VA Aid and Attendance Pension Benefit
Your father has been living alone for more than eight years. In the beginning, after your mother had passed away, he was spending a lot of time with his friends. Most of his friends were also fellow service members and he formed strong bonds with them through the years.
After a couple of years they all began dealing with their own health issues. Some moved away, some passed away, and some reached a point when they can no longer get out and about safely. They relied on their family and friends for support, but your father is basically alone in his region of the country. You and everyone else in your family live somewhere else. It’s just not practical for you to offer the kind of support he needs.
At first, you might have talked to him about home care assistance, but he wasn’t ready for it. He didn’t see the need to have somebody stopping by his house daily because he was still able to get out of bed, take a shower, go to the bathroom, take the garbage out, cook for himself, and keep up with his home, for the most part.
He wasn’t interested in companionship, at least not paying for it. He figured at that time a home care aide would be offering little more than companionship.
Now, though, things are different. Not only is your father expressing loneliness, it sounds as though he’s becoming more depressed and feeling isolated when you talk to him on the phone.
He is still able to do many things without assistance, but you wonder just how much he has slowed down physically.
Home care is more than just companionship.
Yes, home care aides can offer companionship, but they offer physical support and assistance to those elderly clients who need it. That physical support can allow them the opportunity to stay safe, pursue certain activities that are of interest to them, and enjoy a higher quality of life.
At this point in his life, your father may very well benefit from a home care aide or a series of caregivers, depending on his specific needs. He can hire a home care aide for just a couple of hours one day a week to start. That could introduce him to a world of options he never considered before. If he’s concerned about affordability, he should look into the Aid and Attendance Benefit, which could help pay for home care support to qualifying veterans.
If you or a loved one are considering the VA Aid and Attendance Pension Benefit, please contact the friendly staff at Veterans Care Coordination. Call today: 1-855-777-4693
Under Kyle’s leadership, Veterans Care Coordination has become one of the fastest growing senior service companies in the United States. Partnering with health care providers throughout the U.S., VCC serves more than 1000 clients in 45 states. The company currently employs more than 65 professionals.
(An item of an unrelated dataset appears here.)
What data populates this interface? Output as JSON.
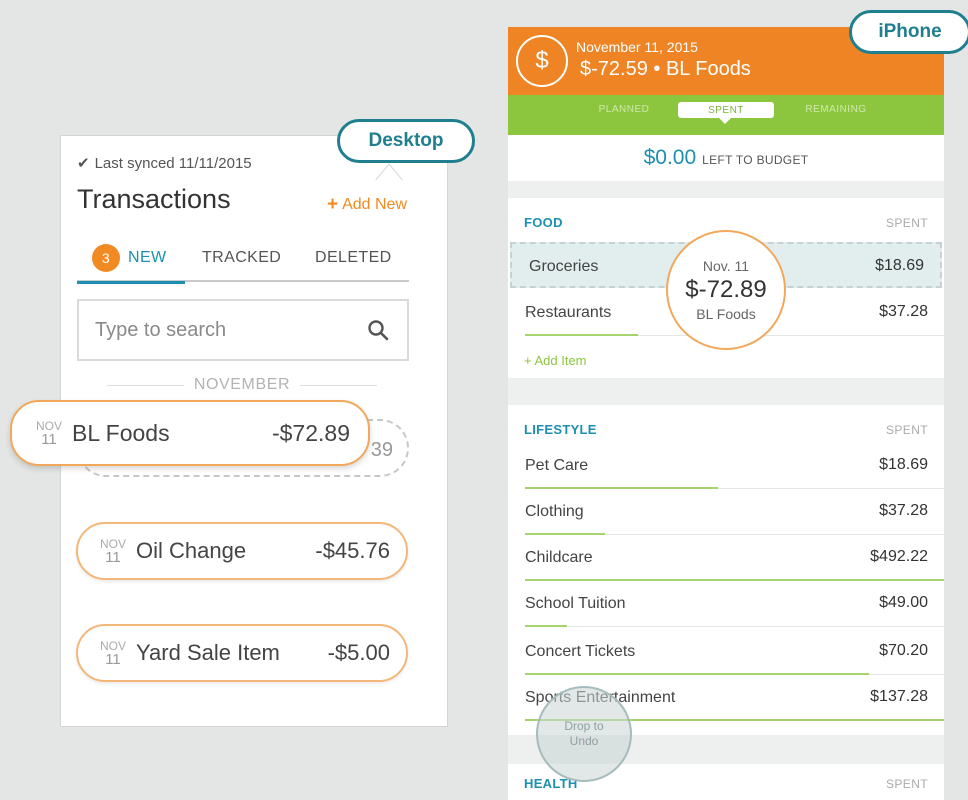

In January 2014, Kyle was named to the St. Louis Business Journal’s prestigious “40 Under 40” list. The St. Louis Small Business Monthly also named him as one of the “100 St. Louisans to Know” in 2014. In 2015, Kyle was selected as one of ten national finalists for the 2015 Glenn Shepard Leadership Award. In addition, in September 2013, Veterans Care Coordination was honored by the St. Louis Small Business Monthly as one of the “Top 20” small businesses in the St. Louis area, in 2014 the company was honored as a finalist for the Arcus Awards and by the St. Louis Post Dispatch for being a Top Workplace.
Kyle is an accredited claims agent by the Department of Veterans Affairs. He is a frequent speaker on the topic of veterans’ benefits, addressing conferences such as the Home Care Association of America and the Northeast Home care Conference. Kyle currently serves on the Board of Directors of the Mid-East Area Agency on Aging and has been previously involved with the St. Louis Chapter of the Alzheimer’s Association. He resides in Lake St. Louis, Mo. with his wife and twin boys. In his spare time, Kyle is an avid tennis player.